One of the funniest comedians working today, Ralphie May stole the spotlight in the first season of NBC's "Last Comic Standing" - by the end of the season in in Las Vegas, the audience was clearly behind Ralphie, as one could hear the audience chanting his name in the background of the final episode. However, May lost - in a surprise defeat - to not particularly funny newcomer Dat Phan.
The overweight comic (as he noted in his prior special, "Just Correct", "I was up for the role of a fat guy in a movie, and they said I needed to lose weight" and this time around, he cracks that the little handle on a subway train isn't going to be enough if the train comes to a complete stop) has a devastatingly funny style, with a delivery that alternates between rapid-fire riffs and a casual, good-natured goofiness.
Although the initial bit about Ralphie having to figure out ways to deal with a bit of rejection from his wife isn't one of the funniest stretches the comedian has done, but there's some decent chuckles (Ralphie enjoying telling his wife to get out of the car after an argument, which leads to a freak out by his wife until he reveals that they're at the spa and he did something nice for her) scattered throughout the section.

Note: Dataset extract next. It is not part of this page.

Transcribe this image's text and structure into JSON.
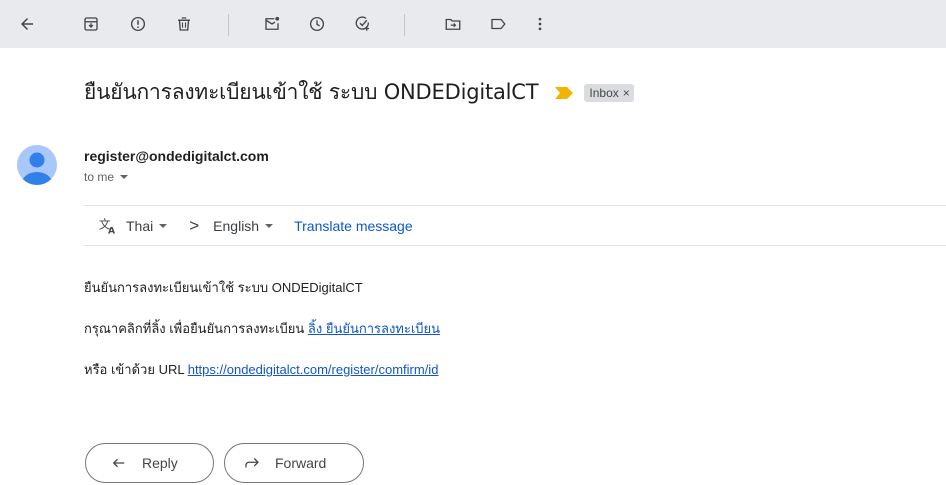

Ralphie does tend to lean towards racial humor, but his observations are genuinely funny and uses humor to break down stereotypes. Unlike a Carlos Mencia, Ralphie doesn't need to underline that any of this material is controversial, it's simply clever, deeply funny riffs. Some of the other funny gags include Ralphie's first experience drinking ultra-strong ("I should have known something was wrong when I added the cream and it didn't change color.") Cuban coffee, an amusing "Goonies" gag and Britney Spears going off the rails ("When she shaved her head, I was like, 'Is it my birthday?'")
The show is generally well-filmed, with solid camerawork and only one semi-irritating touch: cutting from color footage to black & white footage for no apparent reason. The running time of the show on Comedy Central was 60 minutes, and this is extended to 99 minutes. Although the show is certainly funny, it has a bit more impact and plays tighter as a 60 minute set. It would have been great to have the added material included as deleted footage.
VIDEO: "Austin-Tatious" is presented by Image in 1.78:1 anamorphic widescreen. Sharpness and detail seemed perfectly fine - at least for the most part - as the picture often appeared crisp. The only concern was the presence of some slight shimmer in some scenes. Colors remained bright, vivid and clean, with no smearing.
SOUND: The show is presented in Dolby Digital 5.1. The surrounds do offer up some mild surround use for crowd ambience, but otherwise remain - as one might expect from a stand-up show - silent. Audio quality was fine, with crisp dialogue.
Final Thoughts: Although it isn't quite as consistently funny as some of his previous works ("Girth of a Nation"), Ralphie May still unleashes some serious laughs with "Austin-Tatious". Recommended.